App and web page records:
──────────────────────────────
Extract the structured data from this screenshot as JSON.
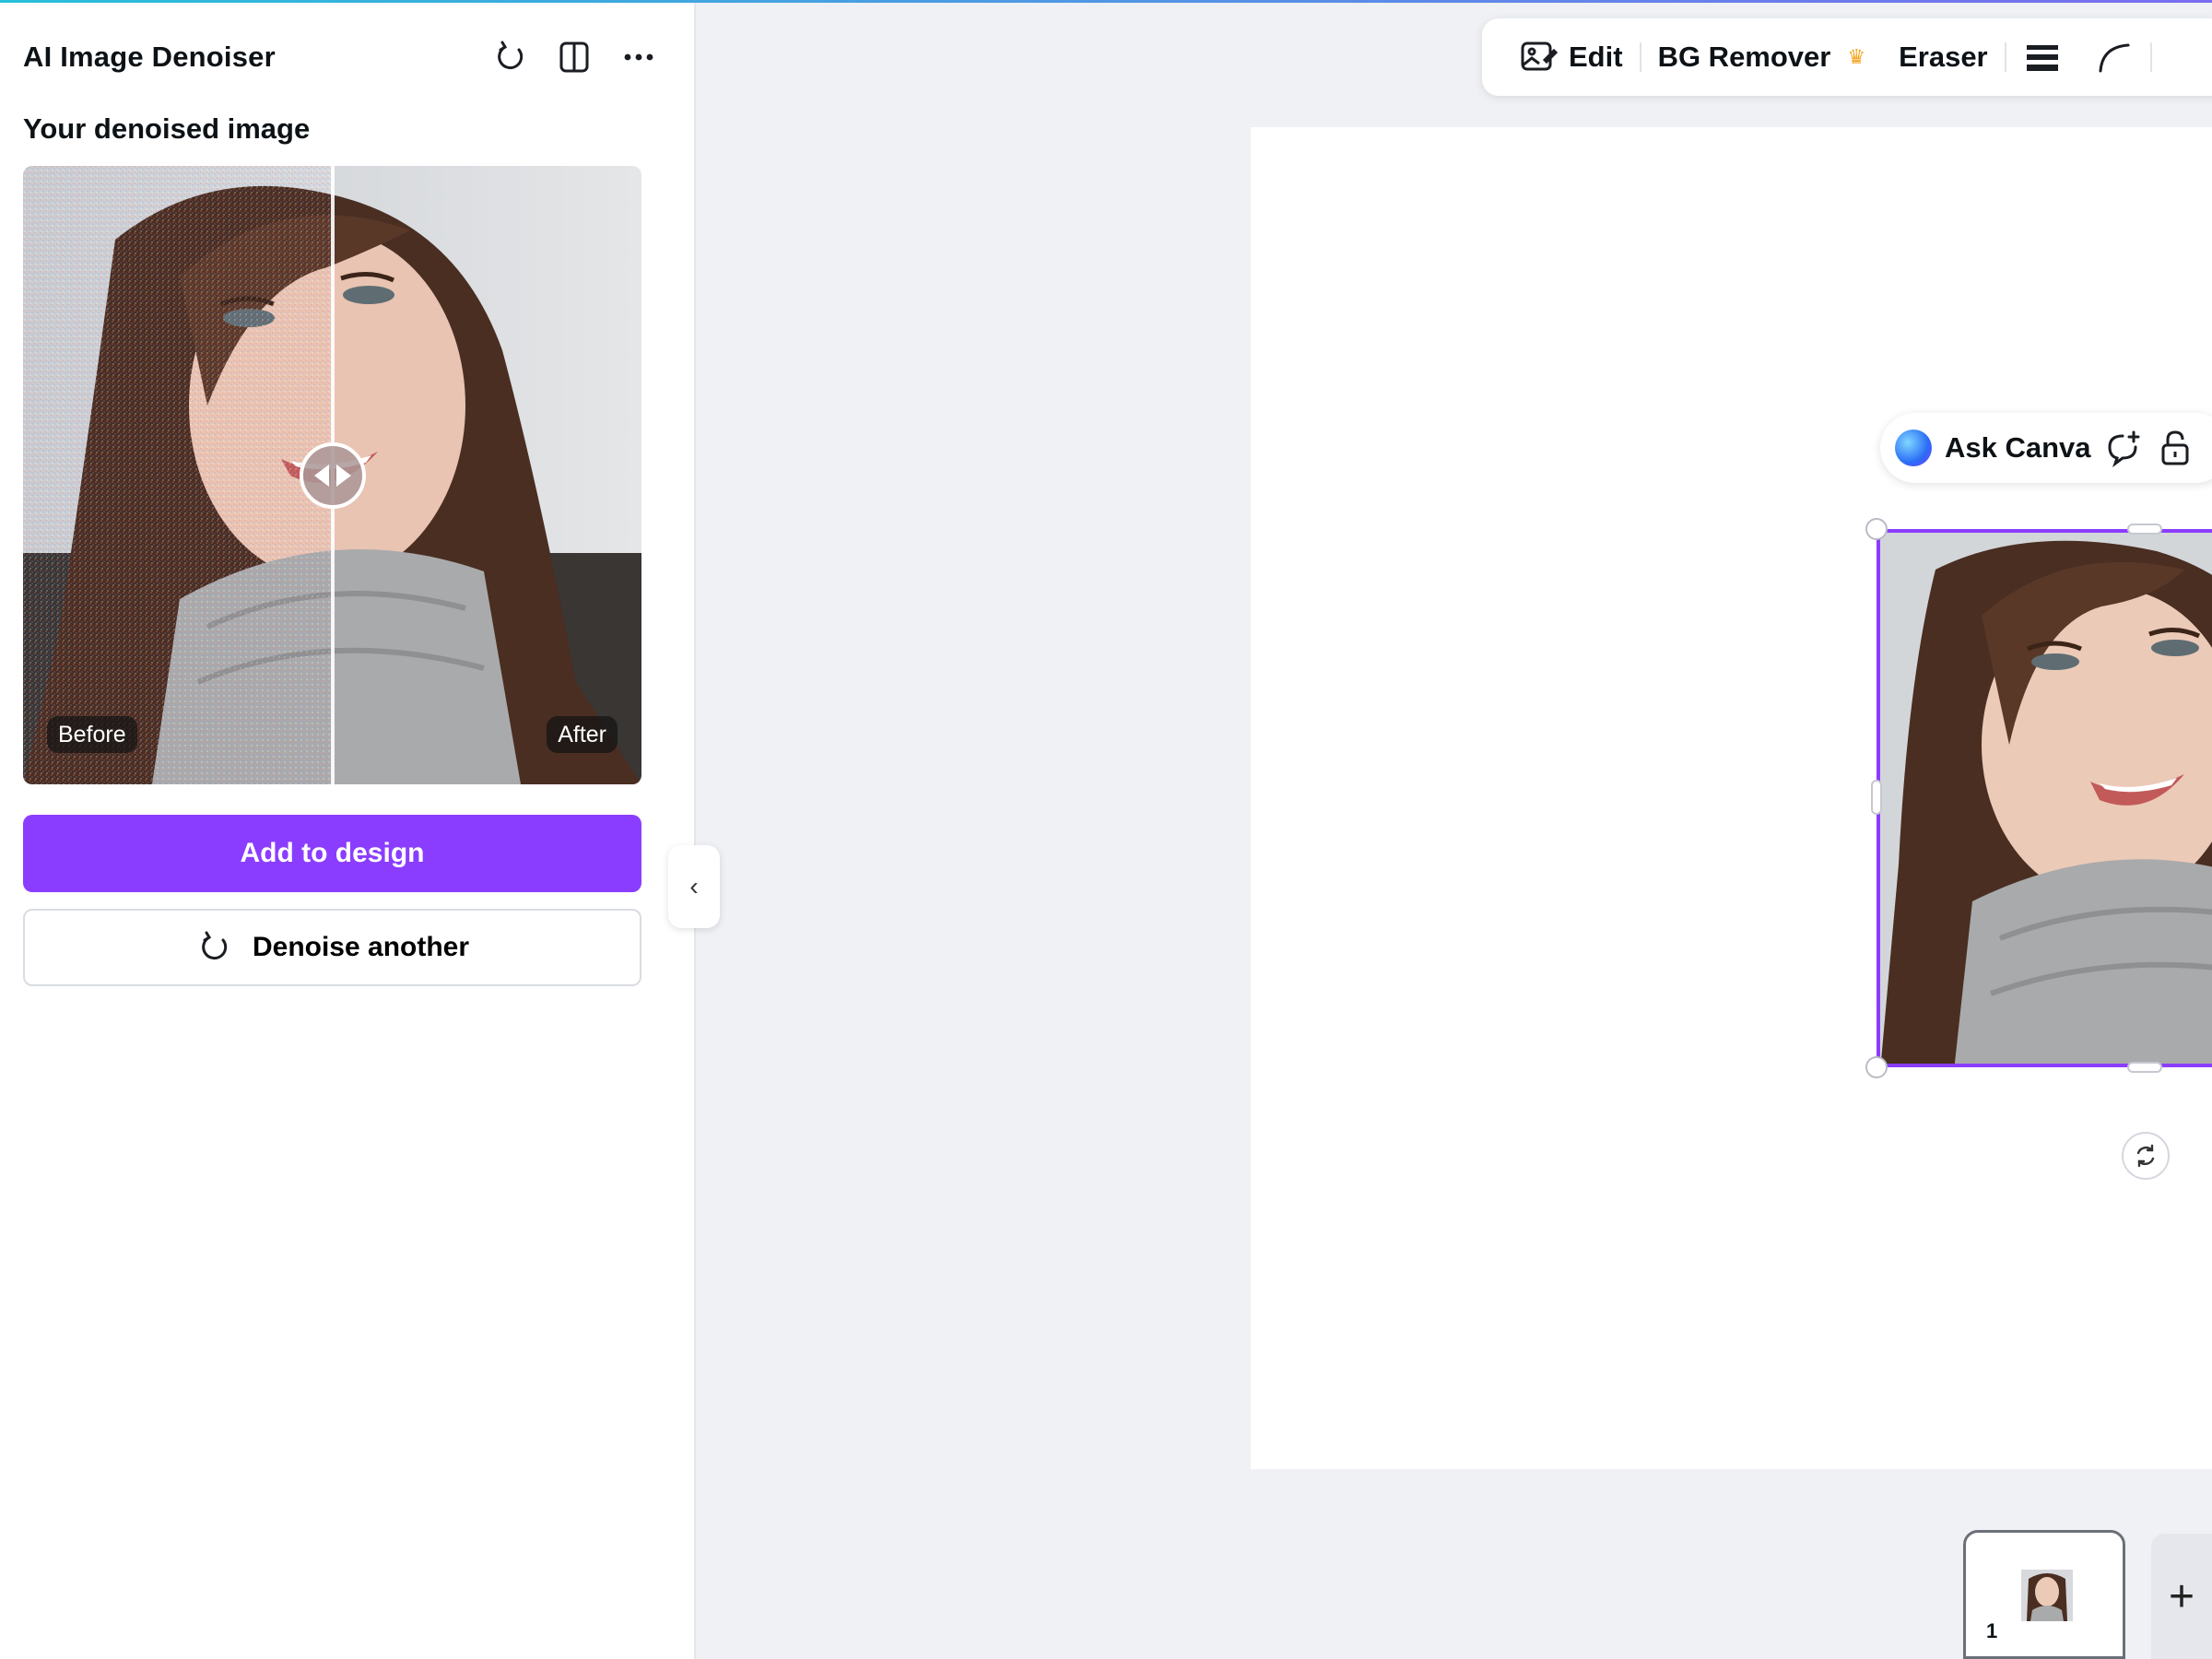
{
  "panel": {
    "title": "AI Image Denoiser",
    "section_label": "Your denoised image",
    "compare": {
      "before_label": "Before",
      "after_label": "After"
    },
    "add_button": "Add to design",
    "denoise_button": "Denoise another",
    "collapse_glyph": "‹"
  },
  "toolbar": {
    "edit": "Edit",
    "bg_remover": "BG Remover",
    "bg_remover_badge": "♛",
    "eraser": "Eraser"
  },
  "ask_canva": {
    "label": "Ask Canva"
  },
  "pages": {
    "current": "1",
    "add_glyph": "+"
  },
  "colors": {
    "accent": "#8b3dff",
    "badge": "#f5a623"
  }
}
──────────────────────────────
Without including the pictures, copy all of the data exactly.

Extract the structured data from this screenshot as JSON.
{
  "panel": {
    "title": "AI Image Denoiser",
    "section_label": "Your denoised image",
    "compare": {
      "before_label": "Before",
      "after_label": "After"
    },
    "add_button": "Add to design",
    "denoise_button": "Denoise another",
    "collapse_glyph": "‹"
  },
  "toolbar": {
    "edit": "Edit",
    "bg_remover": "BG Remover",
    "bg_remover_badge": "♛",
    "eraser": "Eraser"
  },
  "ask_canva": {
    "label": "Ask Canva"
  },
  "pages": {
    "current": "1",
    "add_glyph": "+"
  },
  "colors": {
    "accent": "#8b3dff",
    "badge": "#f5a623"
  }
}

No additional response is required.